her two brothers and her sister in the rocky caves at the foot of the mountain near the cross-marked resting place known as La Bevia, romping
through the wheat fields, munching ripe olives and figs from the family orchards, and participating in the colorful religious processions and feasts
which mark the cycle of the Calabrian seasons. The closely-knit life of the Apa clan revolved around the Church where Uncle Caropreso was a padre; around the campagna with its harvest of fruits, grains, flowers, and oils; in
Mama's cucina, where the lush comestibles were prepared; and in Papa's cantina where the wine flowed, and the town gathered. From the cantina
each night before bedtime, Luigi Apa would leave his customers and mount the stairs to his children's bedrooms to serve them a thimble full of red
wine and a crusty slice of white peasant bread, before tucking them in and enjoining them to say their prayers.
The loving security and girlish gaiety of Peppina's childhood came to an
abrupt end, however, when she was eight years old. By a bitter stroke of fate, Luigi Apa became the murder victim of a mistaken vendetta that had
begun in his own tavern. Two men had started a violent argument early one summer evening, and Luigi had asked them to leave. Shortly
afterward, he, himself, had closed the cantina and headed up the rocky path toward the church of San Donato for evening vespers. One of the
quarrelers lay in wait for his adversary, and mistaking Luigi for his intended victim, dropped a large rock on the hapless young father, who
was struck on the temple and killed instantly.
Almost as immediately, the well-being and happiness the family had
known crumbled.

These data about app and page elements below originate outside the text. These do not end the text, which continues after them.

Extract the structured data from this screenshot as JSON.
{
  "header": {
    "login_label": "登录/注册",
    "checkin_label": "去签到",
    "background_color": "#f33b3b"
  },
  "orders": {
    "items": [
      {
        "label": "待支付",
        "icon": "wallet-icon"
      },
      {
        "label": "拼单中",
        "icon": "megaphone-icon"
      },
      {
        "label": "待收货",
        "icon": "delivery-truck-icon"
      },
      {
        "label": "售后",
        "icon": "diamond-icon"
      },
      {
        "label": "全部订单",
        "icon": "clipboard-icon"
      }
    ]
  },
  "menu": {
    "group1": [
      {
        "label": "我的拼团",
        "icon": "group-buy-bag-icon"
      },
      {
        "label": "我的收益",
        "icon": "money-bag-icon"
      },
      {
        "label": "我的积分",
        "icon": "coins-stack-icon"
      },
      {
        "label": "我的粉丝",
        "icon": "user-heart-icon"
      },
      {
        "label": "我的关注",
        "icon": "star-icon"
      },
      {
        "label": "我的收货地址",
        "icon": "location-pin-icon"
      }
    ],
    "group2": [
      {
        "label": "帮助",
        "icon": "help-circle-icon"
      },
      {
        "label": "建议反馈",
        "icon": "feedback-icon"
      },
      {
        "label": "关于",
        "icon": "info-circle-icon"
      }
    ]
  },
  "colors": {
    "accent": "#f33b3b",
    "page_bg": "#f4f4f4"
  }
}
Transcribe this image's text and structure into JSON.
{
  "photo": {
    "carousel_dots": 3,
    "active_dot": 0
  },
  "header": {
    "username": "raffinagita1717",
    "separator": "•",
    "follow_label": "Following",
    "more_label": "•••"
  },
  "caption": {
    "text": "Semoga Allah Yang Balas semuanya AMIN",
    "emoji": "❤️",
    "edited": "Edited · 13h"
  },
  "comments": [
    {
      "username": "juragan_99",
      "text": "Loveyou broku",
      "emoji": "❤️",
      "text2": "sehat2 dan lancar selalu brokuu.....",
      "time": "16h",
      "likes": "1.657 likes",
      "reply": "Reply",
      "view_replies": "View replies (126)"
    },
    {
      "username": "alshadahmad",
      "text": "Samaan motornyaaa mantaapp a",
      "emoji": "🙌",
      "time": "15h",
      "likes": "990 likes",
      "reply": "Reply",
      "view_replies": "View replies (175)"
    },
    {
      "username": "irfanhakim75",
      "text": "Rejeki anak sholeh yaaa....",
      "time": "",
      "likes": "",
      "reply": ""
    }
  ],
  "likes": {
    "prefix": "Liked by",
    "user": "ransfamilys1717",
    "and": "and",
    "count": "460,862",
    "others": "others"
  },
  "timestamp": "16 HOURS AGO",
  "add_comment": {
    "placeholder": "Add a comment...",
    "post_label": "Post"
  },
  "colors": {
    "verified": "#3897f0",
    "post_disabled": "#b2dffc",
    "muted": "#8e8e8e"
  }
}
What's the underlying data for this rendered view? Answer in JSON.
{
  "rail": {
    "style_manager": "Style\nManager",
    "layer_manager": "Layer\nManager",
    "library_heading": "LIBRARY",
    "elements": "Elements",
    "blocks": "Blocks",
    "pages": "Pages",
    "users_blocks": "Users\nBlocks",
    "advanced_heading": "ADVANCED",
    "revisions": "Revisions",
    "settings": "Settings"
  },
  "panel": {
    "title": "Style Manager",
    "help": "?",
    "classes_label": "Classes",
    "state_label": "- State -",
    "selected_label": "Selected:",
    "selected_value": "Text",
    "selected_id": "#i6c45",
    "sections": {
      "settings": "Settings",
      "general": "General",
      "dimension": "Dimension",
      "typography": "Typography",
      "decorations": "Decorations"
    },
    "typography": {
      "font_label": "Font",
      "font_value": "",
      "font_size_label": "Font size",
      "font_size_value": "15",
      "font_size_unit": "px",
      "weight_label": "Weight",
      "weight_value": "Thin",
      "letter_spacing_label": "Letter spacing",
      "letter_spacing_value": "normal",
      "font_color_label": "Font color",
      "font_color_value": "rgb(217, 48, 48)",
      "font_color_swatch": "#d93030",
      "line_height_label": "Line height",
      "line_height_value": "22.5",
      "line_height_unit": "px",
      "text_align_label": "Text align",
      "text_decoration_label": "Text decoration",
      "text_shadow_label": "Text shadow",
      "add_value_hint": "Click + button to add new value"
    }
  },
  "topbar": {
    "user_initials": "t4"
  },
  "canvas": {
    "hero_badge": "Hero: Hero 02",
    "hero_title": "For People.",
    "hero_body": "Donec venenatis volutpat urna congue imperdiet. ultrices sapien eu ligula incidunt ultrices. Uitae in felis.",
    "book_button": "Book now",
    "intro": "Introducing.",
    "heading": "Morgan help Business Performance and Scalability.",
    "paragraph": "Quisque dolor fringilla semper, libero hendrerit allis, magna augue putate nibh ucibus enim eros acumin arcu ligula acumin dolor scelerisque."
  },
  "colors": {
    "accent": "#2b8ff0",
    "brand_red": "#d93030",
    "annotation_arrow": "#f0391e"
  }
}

Peppina was forced to quit school after only three years –(she remained illiterate all her life) – and was enrolled as an apprentice

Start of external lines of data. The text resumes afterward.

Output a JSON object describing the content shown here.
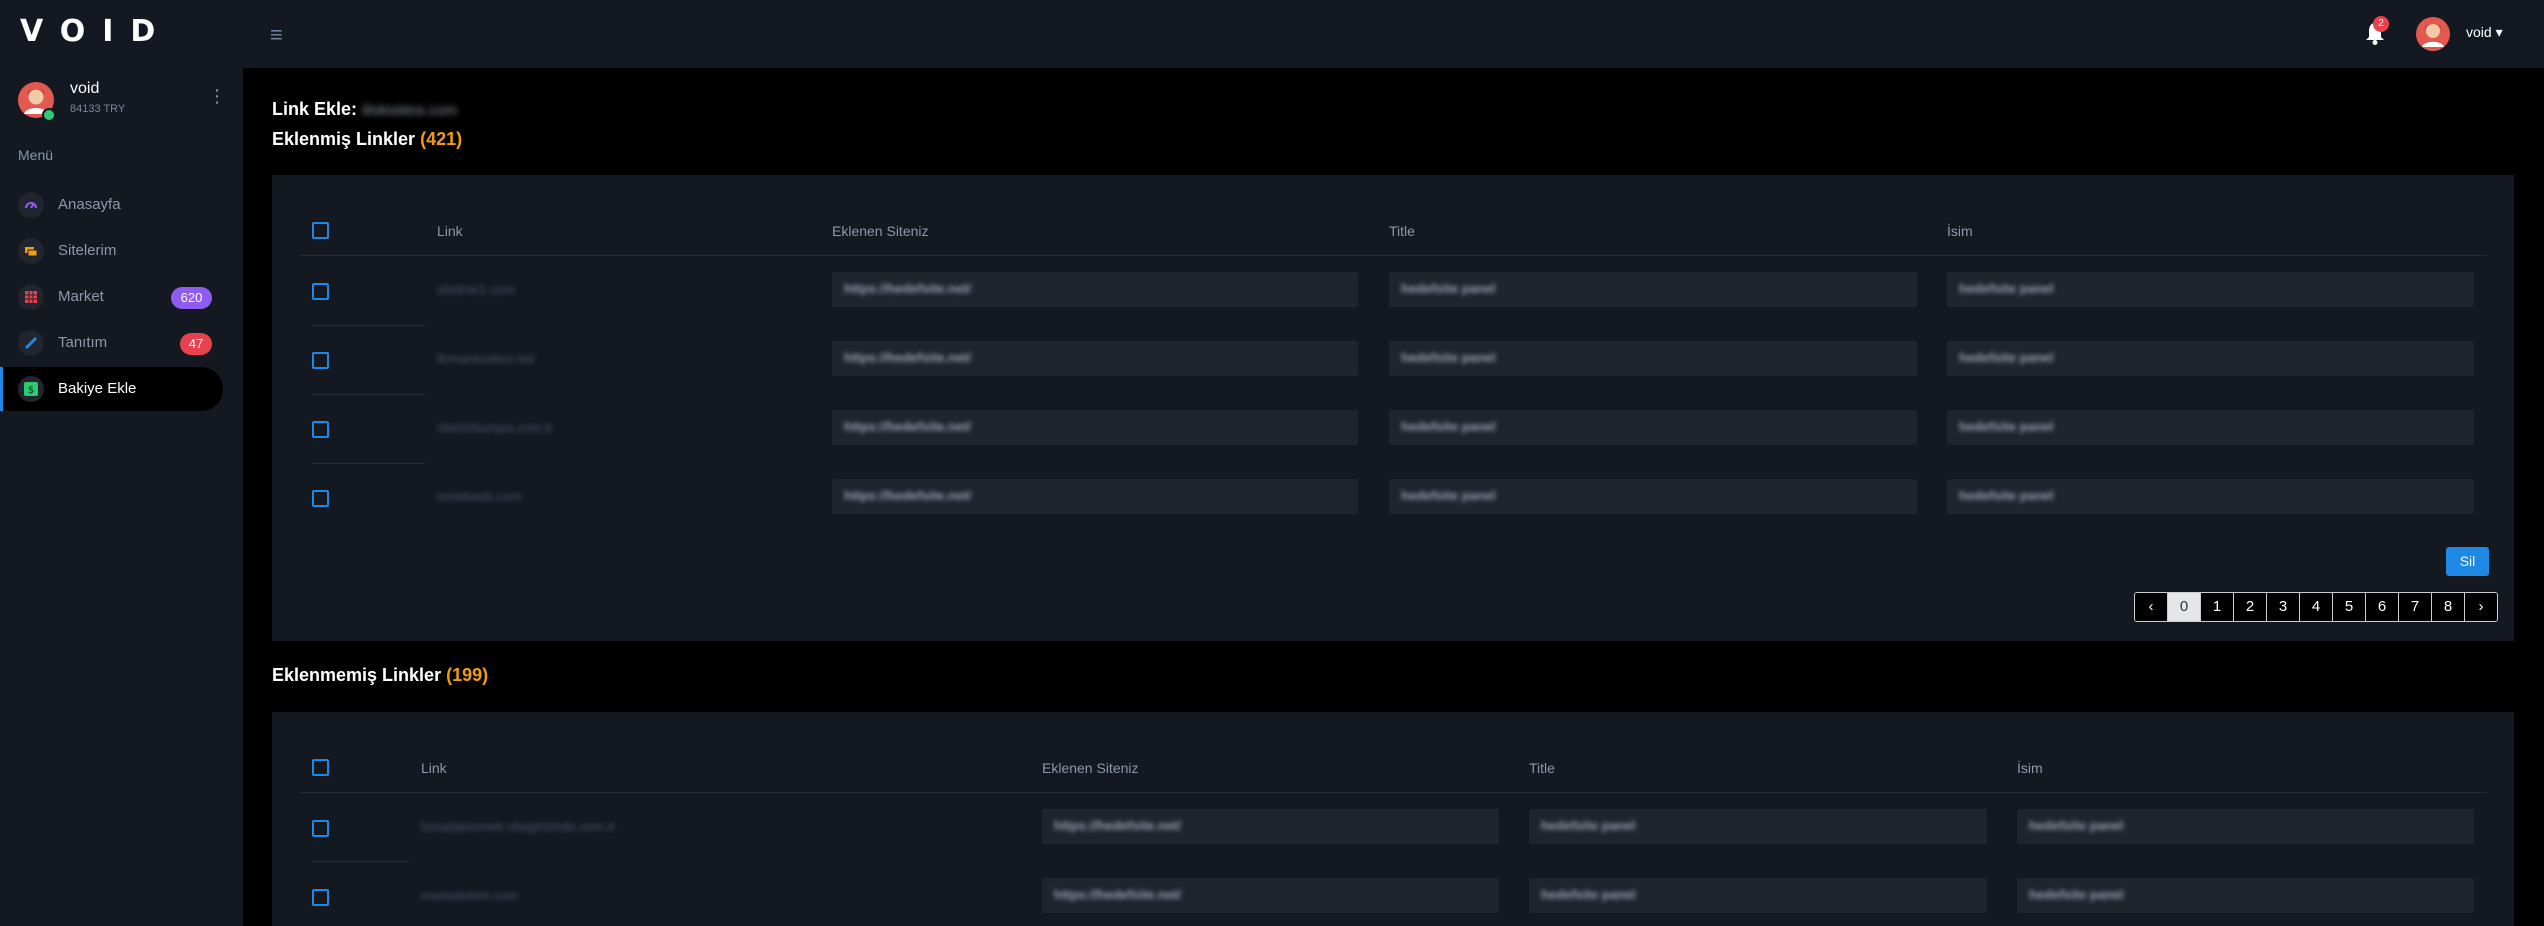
{
  "app": {
    "logo": "VOID"
  },
  "topbar": {
    "menu_icon": "hamburger-icon",
    "notification_count": "2",
    "username": "void ▾"
  },
  "sidebar": {
    "user": {
      "name": "void",
      "balance": "84133 TRY"
    },
    "menu_title": "Menü",
    "items": [
      {
        "label": "Anasayfa",
        "icon": "gauge-icon",
        "color": "#9b59ff"
      },
      {
        "label": "Sitelerim",
        "icon": "cards-icon",
        "color": "#f39c12"
      },
      {
        "label": "Market",
        "icon": "grid-icon",
        "color": "#e8424f",
        "badge": "620",
        "badge_color": "#8e5cf0"
      },
      {
        "label": "Tanıtım",
        "icon": "pen-icon",
        "color": "#1e88e5",
        "badge": "47",
        "badge_color": "#e8424f"
      },
      {
        "label": "Bakiye Ekle",
        "icon": "dollar-icon",
        "color": "#2ecc71",
        "active": true
      }
    ]
  },
  "main": {
    "link_ekle": {
      "label": "Link Ekle:",
      "value": "iliskisitesi.com"
    },
    "added": {
      "title": "Eklenmiş Linkler",
      "count": "(421)",
      "columns": [
        "Link",
        "Eklenen Siteniz",
        "Title",
        "İsim"
      ],
      "rows": [
        {
          "link": "sitelinki1.com",
          "site": "https://hedefsite.net/",
          "title": "hedefsite panel",
          "name": "hedefsite panel"
        },
        {
          "link": "firmaninsitesi.net",
          "site": "https://hedefsite.net/",
          "title": "hedefsite panel",
          "name": "hedefsite panel"
        },
        {
          "link": "sitenizburaya.com.tr",
          "site": "https://hedefsite.net/",
          "title": "hedefsite panel",
          "name": "hedefsite panel"
        },
        {
          "link": "ornekweb.com",
          "site": "https://hedefsite.net/",
          "title": "hedefsite panel",
          "name": "hedefsite panel"
        }
      ],
      "delete_label": "Sil",
      "pagination": {
        "prev": "‹",
        "pages": [
          "0",
          "1",
          "2",
          "3",
          "4",
          "5",
          "6",
          "7",
          "8"
        ],
        "next": "›",
        "current": "0"
      }
    },
    "not_added": {
      "title": "Eklenmemiş Linkler",
      "count": "(199)",
      "columns": [
        "Link",
        "Eklenen Siteniz",
        "Title",
        "İsim"
      ],
      "rows": [
        {
          "link": "buradakiornek.sitegirisinde.com.tr",
          "site": "https://hedefsite.net/",
          "title": "hedefsite panel",
          "name": "hedefsite panel"
        },
        {
          "link": "markalinkim.com",
          "site": "https://hedefsite.net/",
          "title": "hedefsite panel",
          "name": "hedefsite panel"
        }
      ]
    }
  }
}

in the local convent. There, first among the stern, silent nuns and later in the white austerity of her ground floor room at home, Giuseppina sat at her
loom for long hours weaving delicate vestments and lacy altar cloths for the Church. Religion gradually replaced her father as the focal point of her

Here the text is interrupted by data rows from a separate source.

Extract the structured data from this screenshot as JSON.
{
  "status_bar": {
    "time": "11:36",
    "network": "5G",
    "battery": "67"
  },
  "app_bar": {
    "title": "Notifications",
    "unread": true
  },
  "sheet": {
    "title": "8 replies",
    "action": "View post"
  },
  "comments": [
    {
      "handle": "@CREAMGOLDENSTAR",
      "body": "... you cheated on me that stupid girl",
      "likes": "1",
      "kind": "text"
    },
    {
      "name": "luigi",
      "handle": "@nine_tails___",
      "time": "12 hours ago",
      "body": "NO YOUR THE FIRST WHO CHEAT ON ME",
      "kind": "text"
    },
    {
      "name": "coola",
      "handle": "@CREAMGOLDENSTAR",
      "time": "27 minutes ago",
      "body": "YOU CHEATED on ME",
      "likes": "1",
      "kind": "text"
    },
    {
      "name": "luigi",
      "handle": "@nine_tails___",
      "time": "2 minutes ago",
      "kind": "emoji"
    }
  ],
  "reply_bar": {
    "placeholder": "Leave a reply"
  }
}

devotion, transforming her into a solemn, pious teenager, who, despite her gender and because of her clerical connections, helped to serve daily mass
in San Donato. Her older brother, Vincenzo, and younger brother, Rafaele, as in most old-fashioned Italian households, were permitted to finish
grammar school before they were obliged to assume Luigi's profession as tavern keepers. They made trips to Cosenza to import the foodstuffs and wine for the cantina, and they also learned the cobbler's trade, a skill
which would prove useful to them when in 1905 they joined the Great Emigration to America.
As the children grew and survived the loss of their father, the Apa clan
regained some of their former prosperity and position in the town. Their generations-old house boasted the first flush toilet and later the first
electric lights in San Donato, and their cantina once again bustled with guests who came to savor the vino di casa and the delicious home-cooked piatti di giorno. Surely, Carlo Pucciani, a handsome young apprentice
carpenter, sporting a fashionably full, black handlebar moustache, must have frequented the Apa establishment and noticed the silent, tall -- (at
least to him – he stood an erect, stately four foot eleven inches) – Giuseppina!
Carlo and Peppina were the same age, though their paths diverged when Peppina had left school, while Carlo had gone on to study until he was
fourteen before completing his three-year apprenticeship to become a Master Carpenter. Literate, intellectually curious, manually dexterous, fun
-loving, and mischievous, Carlo, who came from a boisterous brood of fifteen siblings, seemed the diametric opposite of the quiet, devout, even
dour Peppina, and the senior Puccianis had, no doubt, dismissed her as a marriage prospect for their son. This proved to be a wise decision since the
young man had few thoughts of settling down. Rather, in 1897 at the age of seventeen, armed with his trade, his hopes, and his bravado, Carlo decided
to strike out on his own: his destination the teeming crossroads of opportunity at Mott and Mulberry Streets in New York's Little Italy.